New York City is infamous for its "stop-and-frisk" policy, which allowed officers to perform a pat-down search on anyone they suspected of carrying a firearm. This resulted in tens of thousands of innocent people, the vast majority of whom were African-American or Latino, being stopped, frisked, and given an arrest record despite having done nothing wrong.
Around the country, there have been calls to significantly reform or even end the practice of keeping police gang databases, along with other gang policing practices. Last year, the nonprofit newsroom ProPublica found glaring errors in the Chicago Police Department's gang database, including people who were not gang members, people who were deemed members of multiple, rival gangs, and people who were elderly or even dead.
The Center for Court Innovation, a New York-based criminal justice reform agency, recently released a study on supposedly race-neutral risk assessment tools. These tools are widely used by courts to determine whether defendants should be granted bail or held in jail until trial.
Once you've been found guilty of a crime, can the government just assert that you're guilty of new crimes without having to prove it to a jury beyond a reasonable doubt?
The Montgomery County, Mississippi, prosecutor seems to have made it his career mission to convict Curtis Flowers for four 1986 murders in a small-town furniture store. Over the past two decades, he has tried Flowers for the murders six times.
When we think of people being ordered to pay restitution to the victim of their criminal act, we typically picture that victim being an ordinary person who lost valuables in, say, a burglary. We imagine the restitution is directly tied to the criminal behavior, with simple justice requiring the victim to be repaid. It's often a lot more complicated than that.

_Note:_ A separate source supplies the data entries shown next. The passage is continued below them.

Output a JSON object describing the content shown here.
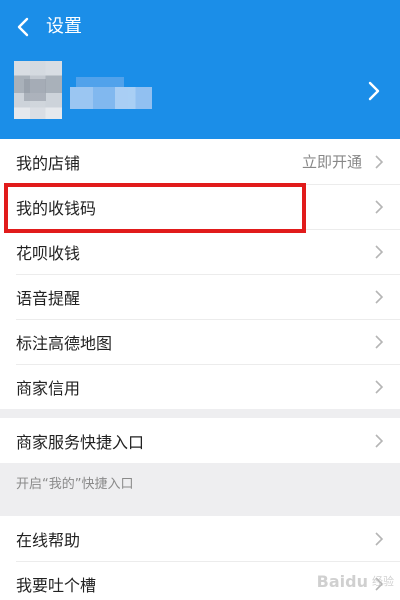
{
  "nav": {
    "title": "设置",
    "back_icon": "chevron-left-icon"
  },
  "profile": {
    "avatar": "blurred-avatar",
    "name": "",
    "arrow_icon": "chevron-right-icon"
  },
  "group1": [
    {
      "label": "我的店铺",
      "value": "立即开通"
    },
    {
      "label": "我的收钱码",
      "value": ""
    },
    {
      "label": "花呗收钱",
      "value": ""
    },
    {
      "label": "语音提醒",
      "value": ""
    },
    {
      "label": "标注高德地图",
      "value": ""
    },
    {
      "label": "商家信用",
      "value": ""
    }
  ],
  "group2": [
    {
      "label": "商家服务快捷入口",
      "value": ""
    }
  ],
  "hint": "开启“我的”快捷入口",
  "group3": [
    {
      "label": "在线帮助",
      "value": ""
    },
    {
      "label": "我要吐个槽",
      "value": ""
    }
  ],
  "colors": {
    "header_bg": "#1b8ee8",
    "highlight": "#e11b1b",
    "page_bg": "#eeeef0"
  },
  "watermark": {
    "text": "Baidu",
    "sub": "经验"
  }
}
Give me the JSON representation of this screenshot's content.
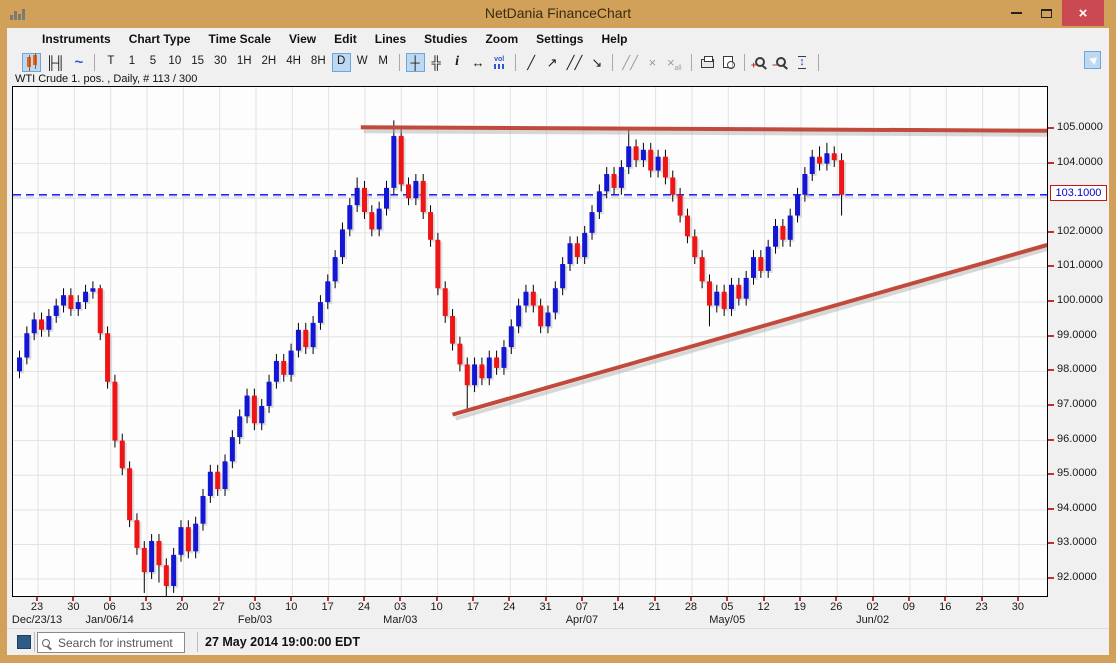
{
  "window": {
    "title": "NetDania FinanceChart"
  },
  "menu": {
    "items": [
      "Instruments",
      "Chart Type",
      "Time Scale",
      "View",
      "Edit",
      "Lines",
      "Studies",
      "Zoom",
      "Settings",
      "Help"
    ]
  },
  "toolbar": {
    "groups": [
      {
        "items": [
          {
            "name": "candlestick-chart-icon",
            "special": "candles",
            "selected": true
          },
          {
            "name": "ohlc-bar-chart-icon",
            "glyph": "╟╢"
          },
          {
            "name": "line-chart-icon",
            "glyph": "~",
            "cls": "blueglyph"
          }
        ]
      },
      {
        "items": [
          {
            "name": "timeframe-tick",
            "label": "T"
          },
          {
            "name": "timeframe-1min",
            "label": "1"
          },
          {
            "name": "timeframe-5min",
            "label": "5"
          },
          {
            "name": "timeframe-10min",
            "label": "10"
          },
          {
            "name": "timeframe-15min",
            "label": "15"
          },
          {
            "name": "timeframe-30min",
            "label": "30"
          },
          {
            "name": "timeframe-1hour",
            "label": "1H"
          },
          {
            "name": "timeframe-2hour",
            "label": "2H"
          },
          {
            "name": "timeframe-4hour",
            "label": "4H"
          },
          {
            "name": "timeframe-8hour",
            "label": "8H"
          },
          {
            "name": "timeframe-daily",
            "label": "D",
            "selected": true
          },
          {
            "name": "timeframe-weekly",
            "label": "W"
          },
          {
            "name": "timeframe-monthly",
            "label": "M"
          }
        ]
      },
      {
        "items": [
          {
            "name": "crosshair-icon",
            "glyph": "┼",
            "selected": true
          },
          {
            "name": "grid-icon",
            "glyph": "╬"
          },
          {
            "name": "info-icon",
            "glyph": "i",
            "cls": "infoglyph"
          },
          {
            "name": "horizontal-scale-icon",
            "glyph": "↔"
          },
          {
            "name": "volume-icon",
            "special": "vol"
          }
        ]
      },
      {
        "items": [
          {
            "name": "trendline-icon",
            "glyph": "╱"
          },
          {
            "name": "ray-line-icon",
            "glyph": "↗"
          },
          {
            "name": "channel-lines-icon",
            "glyph": "╱╱"
          },
          {
            "name": "arrow-draw-icon",
            "glyph": "↘"
          }
        ]
      },
      {
        "items": [
          {
            "name": "parallel-lines-icon",
            "glyph": "╱╱",
            "disabled": true
          },
          {
            "name": "delete-selected-icon",
            "glyph": "×",
            "disabled": true
          },
          {
            "name": "delete-all-icon",
            "special": "xall",
            "disabled": true
          }
        ]
      },
      {
        "items": [
          {
            "name": "print-icon",
            "special": "printer"
          },
          {
            "name": "print-preview-icon",
            "special": "preview"
          }
        ]
      },
      {
        "items": [
          {
            "name": "zoom-in-icon",
            "special": "magnifier",
            "sign": "+"
          },
          {
            "name": "zoom-out-icon",
            "special": "magnifier",
            "sign": "−"
          },
          {
            "name": "fit-vertical-icon",
            "glyph": "↕",
            "cls": "fitv"
          }
        ]
      }
    ],
    "pin_button": {
      "name": "pin-panel-button"
    }
  },
  "chart": {
    "instrument_label": "WTI Crude 1. pos. , Daily, # 113 / 300",
    "current_price_label": "103.1000"
  },
  "chart_data": {
    "type": "candlestick",
    "title": "WTI Crude 1. pos., Daily",
    "bars_shown": 113,
    "bars_total": 300,
    "ylim": [
      91.45,
      106.2
    ],
    "grid": true,
    "up_color": "#1316d3",
    "down_color": "#ed1515",
    "wick_color": "#000000",
    "trendline_color": "#c04a3c",
    "current_price": 103.1,
    "current_price_line_color": "#0000ff",
    "y_ticks": [
      {
        "price": 105,
        "label": "105.0000"
      },
      {
        "price": 104,
        "label": "104.0000"
      },
      {
        "price": 102,
        "label": "102.0000"
      },
      {
        "price": 101,
        "label": "101.0000"
      },
      {
        "price": 100,
        "label": "100.0000"
      },
      {
        "price": 99,
        "label": "99.0000"
      },
      {
        "price": 98,
        "label": "98.0000"
      },
      {
        "price": 97,
        "label": "97.0000"
      },
      {
        "price": 96,
        "label": "96.0000"
      },
      {
        "price": 95,
        "label": "95.0000"
      },
      {
        "price": 94,
        "label": "94.0000"
      },
      {
        "price": 93,
        "label": "93.0000"
      },
      {
        "price": 92,
        "label": "92.0000"
      }
    ],
    "grid_prices": [
      92,
      93,
      94,
      95,
      96,
      97,
      98,
      99,
      100,
      101,
      102,
      103,
      104,
      105
    ],
    "x_weeks": [
      {
        "label": "23",
        "month": "Dec/23/13"
      },
      {
        "label": "30"
      },
      {
        "label": "06",
        "month": "Jan/06/14"
      },
      {
        "label": "13"
      },
      {
        "label": "20"
      },
      {
        "label": "27"
      },
      {
        "label": "03",
        "month": "Feb/03"
      },
      {
        "label": "10"
      },
      {
        "label": "17"
      },
      {
        "label": "24"
      },
      {
        "label": "03",
        "month": "Mar/03"
      },
      {
        "label": "10"
      },
      {
        "label": "17"
      },
      {
        "label": "24"
      },
      {
        "label": "31"
      },
      {
        "label": "07",
        "month": "Apr/07"
      },
      {
        "label": "14"
      },
      {
        "label": "21"
      },
      {
        "label": "28"
      },
      {
        "label": "05",
        "month": "May/05"
      },
      {
        "label": "12"
      },
      {
        "label": "19"
      },
      {
        "label": "26"
      },
      {
        "label": "02",
        "month": "Jun/02"
      },
      {
        "label": "09"
      },
      {
        "label": "16"
      },
      {
        "label": "23"
      },
      {
        "label": "30"
      }
    ],
    "trendlines": [
      {
        "name": "resistance-trendline",
        "from_index": 46.5,
        "from_price": 105.05,
        "to_index": 140,
        "to_price": 104.95
      },
      {
        "name": "support-trendline",
        "from_index": 59,
        "from_price": 96.75,
        "to_index": 140,
        "to_price": 101.65
      }
    ],
    "candles": [
      [
        98.0,
        98.6,
        97.8,
        98.4
      ],
      [
        98.4,
        99.3,
        98.2,
        99.1
      ],
      [
        99.1,
        99.7,
        98.9,
        99.5
      ],
      [
        99.5,
        99.7,
        99.0,
        99.2
      ],
      [
        99.2,
        99.8,
        99.0,
        99.6
      ],
      [
        99.6,
        100.1,
        99.4,
        99.9
      ],
      [
        99.9,
        100.4,
        99.7,
        100.2
      ],
      [
        100.2,
        100.4,
        99.6,
        99.8
      ],
      [
        99.8,
        100.2,
        99.6,
        100.0
      ],
      [
        100.0,
        100.5,
        99.8,
        100.3
      ],
      [
        100.3,
        100.6,
        100.1,
        100.4
      ],
      [
        100.4,
        100.5,
        98.9,
        99.1
      ],
      [
        99.1,
        99.3,
        97.5,
        97.7
      ],
      [
        97.7,
        97.9,
        95.8,
        96.0
      ],
      [
        96.0,
        96.2,
        95.0,
        95.2
      ],
      [
        95.2,
        95.4,
        93.5,
        93.7
      ],
      [
        93.7,
        93.9,
        92.7,
        92.9
      ],
      [
        92.9,
        93.1,
        91.6,
        92.2
      ],
      [
        92.2,
        93.3,
        92.0,
        93.1
      ],
      [
        93.1,
        93.3,
        91.9,
        92.4
      ],
      [
        92.4,
        92.6,
        91.4,
        91.8
      ],
      [
        91.8,
        92.9,
        91.6,
        92.7
      ],
      [
        92.7,
        93.7,
        92.5,
        93.5
      ],
      [
        93.5,
        93.7,
        92.6,
        92.8
      ],
      [
        92.8,
        93.8,
        92.6,
        93.6
      ],
      [
        93.6,
        94.6,
        93.4,
        94.4
      ],
      [
        94.4,
        95.3,
        94.2,
        95.1
      ],
      [
        95.1,
        95.3,
        94.4,
        94.6
      ],
      [
        94.6,
        95.6,
        94.4,
        95.4
      ],
      [
        95.4,
        96.3,
        95.2,
        96.1
      ],
      [
        96.1,
        96.9,
        95.9,
        96.7
      ],
      [
        96.7,
        97.5,
        96.5,
        97.3
      ],
      [
        97.3,
        97.5,
        96.3,
        96.5
      ],
      [
        96.5,
        97.2,
        96.3,
        97.0
      ],
      [
        97.0,
        97.9,
        96.8,
        97.7
      ],
      [
        97.7,
        98.5,
        97.5,
        98.3
      ],
      [
        98.3,
        98.5,
        97.7,
        97.9
      ],
      [
        97.9,
        98.8,
        97.7,
        98.6
      ],
      [
        98.6,
        99.4,
        98.4,
        99.2
      ],
      [
        99.2,
        99.4,
        98.5,
        98.7
      ],
      [
        98.7,
        99.6,
        98.5,
        99.4
      ],
      [
        99.4,
        100.2,
        99.2,
        100.0
      ],
      [
        100.0,
        100.8,
        99.8,
        100.6
      ],
      [
        100.6,
        101.5,
        100.4,
        101.3
      ],
      [
        101.3,
        102.3,
        101.1,
        102.1
      ],
      [
        102.1,
        103.0,
        101.9,
        102.8
      ],
      [
        102.8,
        103.6,
        102.6,
        103.3
      ],
      [
        103.3,
        103.5,
        102.4,
        102.6
      ],
      [
        102.6,
        102.8,
        101.9,
        102.1
      ],
      [
        102.1,
        102.9,
        101.9,
        102.7
      ],
      [
        102.7,
        103.5,
        102.5,
        103.3
      ],
      [
        103.3,
        105.25,
        103.1,
        104.8
      ],
      [
        104.8,
        105.0,
        103.2,
        103.4
      ],
      [
        103.4,
        103.6,
        102.8,
        103.0
      ],
      [
        103.0,
        103.7,
        102.8,
        103.5
      ],
      [
        103.5,
        103.7,
        102.4,
        102.6
      ],
      [
        102.6,
        102.8,
        101.6,
        101.8
      ],
      [
        101.8,
        102.0,
        100.2,
        100.4
      ],
      [
        100.4,
        100.6,
        99.4,
        99.6
      ],
      [
        99.6,
        99.8,
        98.6,
        98.8
      ],
      [
        98.8,
        99.0,
        98.0,
        98.2
      ],
      [
        98.2,
        98.4,
        96.9,
        97.6
      ],
      [
        97.6,
        98.4,
        97.4,
        98.2
      ],
      [
        98.2,
        98.4,
        97.6,
        97.8
      ],
      [
        97.8,
        98.6,
        97.6,
        98.4
      ],
      [
        98.4,
        98.6,
        97.9,
        98.1
      ],
      [
        98.1,
        98.9,
        97.9,
        98.7
      ],
      [
        98.7,
        99.5,
        98.5,
        99.3
      ],
      [
        99.3,
        100.1,
        99.1,
        99.9
      ],
      [
        99.9,
        100.5,
        99.7,
        100.3
      ],
      [
        100.3,
        100.5,
        99.7,
        99.9
      ],
      [
        99.9,
        100.1,
        99.1,
        99.3
      ],
      [
        99.3,
        99.9,
        99.1,
        99.7
      ],
      [
        99.7,
        100.6,
        99.5,
        100.4
      ],
      [
        100.4,
        101.3,
        100.2,
        101.1
      ],
      [
        101.1,
        101.9,
        100.9,
        101.7
      ],
      [
        101.7,
        101.9,
        101.1,
        101.3
      ],
      [
        101.3,
        102.2,
        101.1,
        102.0
      ],
      [
        102.0,
        102.8,
        101.8,
        102.6
      ],
      [
        102.6,
        103.4,
        102.4,
        103.2
      ],
      [
        103.2,
        103.9,
        103.0,
        103.7
      ],
      [
        103.7,
        103.9,
        103.1,
        103.3
      ],
      [
        103.3,
        104.1,
        103.1,
        103.9
      ],
      [
        103.9,
        105.0,
        103.7,
        104.5
      ],
      [
        104.5,
        104.7,
        103.9,
        104.1
      ],
      [
        104.1,
        104.6,
        103.9,
        104.4
      ],
      [
        104.4,
        104.6,
        103.6,
        103.8
      ],
      [
        103.8,
        104.4,
        103.6,
        104.2
      ],
      [
        104.2,
        104.4,
        103.4,
        103.6
      ],
      [
        103.6,
        103.8,
        102.9,
        103.1
      ],
      [
        103.1,
        103.3,
        102.3,
        102.5
      ],
      [
        102.5,
        102.7,
        101.7,
        101.9
      ],
      [
        101.9,
        102.1,
        101.1,
        101.3
      ],
      [
        101.3,
        101.5,
        100.4,
        100.6
      ],
      [
        100.6,
        100.8,
        99.3,
        99.9
      ],
      [
        99.9,
        100.5,
        99.7,
        100.3
      ],
      [
        100.3,
        100.5,
        99.6,
        99.8
      ],
      [
        99.8,
        100.7,
        99.6,
        100.5
      ],
      [
        100.5,
        100.7,
        99.9,
        100.1
      ],
      [
        100.1,
        100.9,
        99.9,
        100.7
      ],
      [
        100.7,
        101.5,
        100.5,
        101.3
      ],
      [
        101.3,
        101.5,
        100.7,
        100.9
      ],
      [
        100.9,
        101.8,
        100.7,
        101.6
      ],
      [
        101.6,
        102.4,
        101.4,
        102.2
      ],
      [
        102.2,
        102.4,
        101.6,
        101.8
      ],
      [
        101.8,
        102.7,
        101.6,
        102.5
      ],
      [
        102.5,
        103.3,
        102.3,
        103.1
      ],
      [
        103.1,
        103.9,
        102.9,
        103.7
      ],
      [
        103.7,
        104.4,
        103.5,
        104.2
      ],
      [
        104.2,
        104.5,
        103.8,
        104.0
      ],
      [
        104.0,
        104.6,
        103.8,
        104.3
      ],
      [
        104.3,
        104.5,
        103.9,
        104.1
      ],
      [
        104.1,
        104.3,
        102.5,
        103.1
      ]
    ]
  },
  "statusbar": {
    "search_placeholder": "Search for instrument",
    "timestamp": "27 May 2014 19:00:00 EDT"
  }
}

Those opposed to criminal justice reform often cite worries that reducing incarceration among violent offenders would be dangerous. This argument rests on the assumption that putting violent offenders in prison is more effective at preventing future crime than other forms of crime prevention. But is that true?